BY JESS BECK | Go Venue Magazine
10/16/2019 – the Slowdown, Omaha, Nebraska
Sawyer Fredericks is currently on a mini tour of the Midwest, stopping in Omaha, NE on his way through. Having won season 8 of the smash hit television program “The Voice,” at the age of 15 in 2015, Sawyer has been on quite the journey since. Signing immediately to Republic Records after his incredible win, flying to Los Angeles to work on his debut album, living in Upstate New York on his family farm, and ultimately making the decision to go independent.
Sitting outside The Slowdown after his sound check with the ambient sound of Beth Bombara in the background and a slight, albeit brisk Nebraska wind in the air, this was the conversation we had before he took the stage on Wednesday, October 16th.
You won The Voice…how did you get into that?
They have people scouting, and they found recordings of me performing at farmer’s markets and on YouTube, and they invited me to come audition after the open call which is where it’s a giant free-for-all, so it was the audition after that. Originally I said, “No,” because I was only 15, but I took it as a learning experience. And it was kind of terrifying because there were all these releases saying that you had to give away your rights to your original music, but once we (family) found out that it was all a formality, that took out a lot of the fear from it.

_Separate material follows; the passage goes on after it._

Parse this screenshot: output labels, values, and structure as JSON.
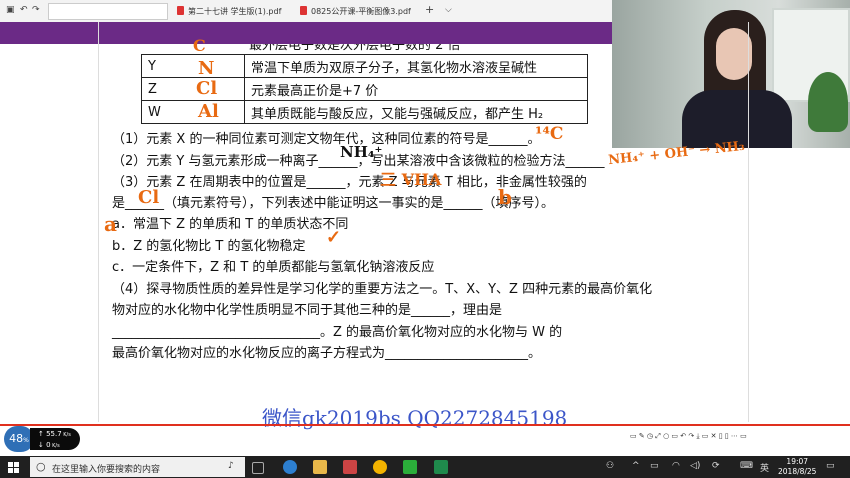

Did you form the band after The Voice, and if so, did you get to pick the members?
The band was formed after The Voice. Originally my cousin was my bass player, and two friends of the family were my touring band after the show. And recently the band members are friends of my cousin and we’ve been working together for two years. Over the past few years we’ve become more of a band than just Sawyer Fredericks which is kind of cool.
Did you begin touring right after The Voice?
After The Voice, I went to L.A. to begin writing with other artists, and my time was filled up with going out there to record, so I didn’t have much of a break. They have to get that album out as quick as possible to ride the wave so to speak. It was a very different environment for me having never released an album before. That was my first time making an album with the industry and record label around it, which was stressful because I wasn’t used to having so many other people being able to have their input into my music. I felt like that album wasn’t truly me, but I was happy with how it came out.
Where does your songwriting come from?
It’s picked up from other people. I’m an empath, so I pick up on other people’s emotions so I feel a lot of that, so I feel inspired to write about that. A lot of my lyrics aren’t super poetic, but the emotion behind the words is what makes them so powerful, and that’s what I want in my music.
Is there anyone that you would like to collaborate with or tour with?
There’s a lot of artists that I’d be interested in collaborating with. One artist is Brandi Carlile, and I’d love to do a duet with her. I’ve also toured with Gabriel Wolfchild who was on the same season, and recently played a show with Joshua Davis who was also on the show.
What’s an album that everyone should have in their collection?
Oh gosh, I don’t know! People listen to all kinds of things, so I’m sure my recommendations wouldn’t be for everyone, but one album is from the band “Adult Jazz” and the album is called “Just Is.” It has such a special place for me, and another one that I find to be very complete is Nathanial Rateliff’s first album “In Memory of Loss.” All of his first songs are just perfect, and each song you’d like if you liked the one before. And that’s what I like to focus on when I write. If you like one song, I want you to like the new ones.
Do you prefer smaller crowds or larger crowds?
I prefer both. I think my music caters more to a smaller crowd because it’s more intimate, but I love outdoor venues and festivals too.
Besides barbers, is there anything you’re afraid of?
*laughs for a few minutes* My childhood fear has always been wasps. I stepped on an underground yellow jacket’s nest and got stung 32 times, and ever since I’ve always been afraid of things flying by my face. I’m not afraid of them anymore when I see them, but I always flinch!
Is it tough being away from home for long stretches at a time?
Yes, and it’s harder now that I have a girlfriend and I don’t want to be away from her that much. It’s a lot of FaceTime and phone calls, and in the beginning it was like, “I’m a touring musician, so are you prepared for me to be gone a lot?” But when I’m not on the road I’m home and not doing anything, so that’s nice. We’ll be out for two weeks, and then I’ll be back for ten days, and then back out for two weeks, so that structure is kind of nice. We’re not out for three months at a time like big musicians, but I don’t think I’d want to be gone that long anyway.
Anything you’d like to promote?
We’re releasing a full length album in the Spring of 2020 called “Flowers For You,” and the single has the same title. We also have an EP available for tour shows only, and I just started a Patreon account, so if you’re a fan and you want to check that out, that would be cool! You can get the link here: https://www.patreon.com/Sawyerfredericks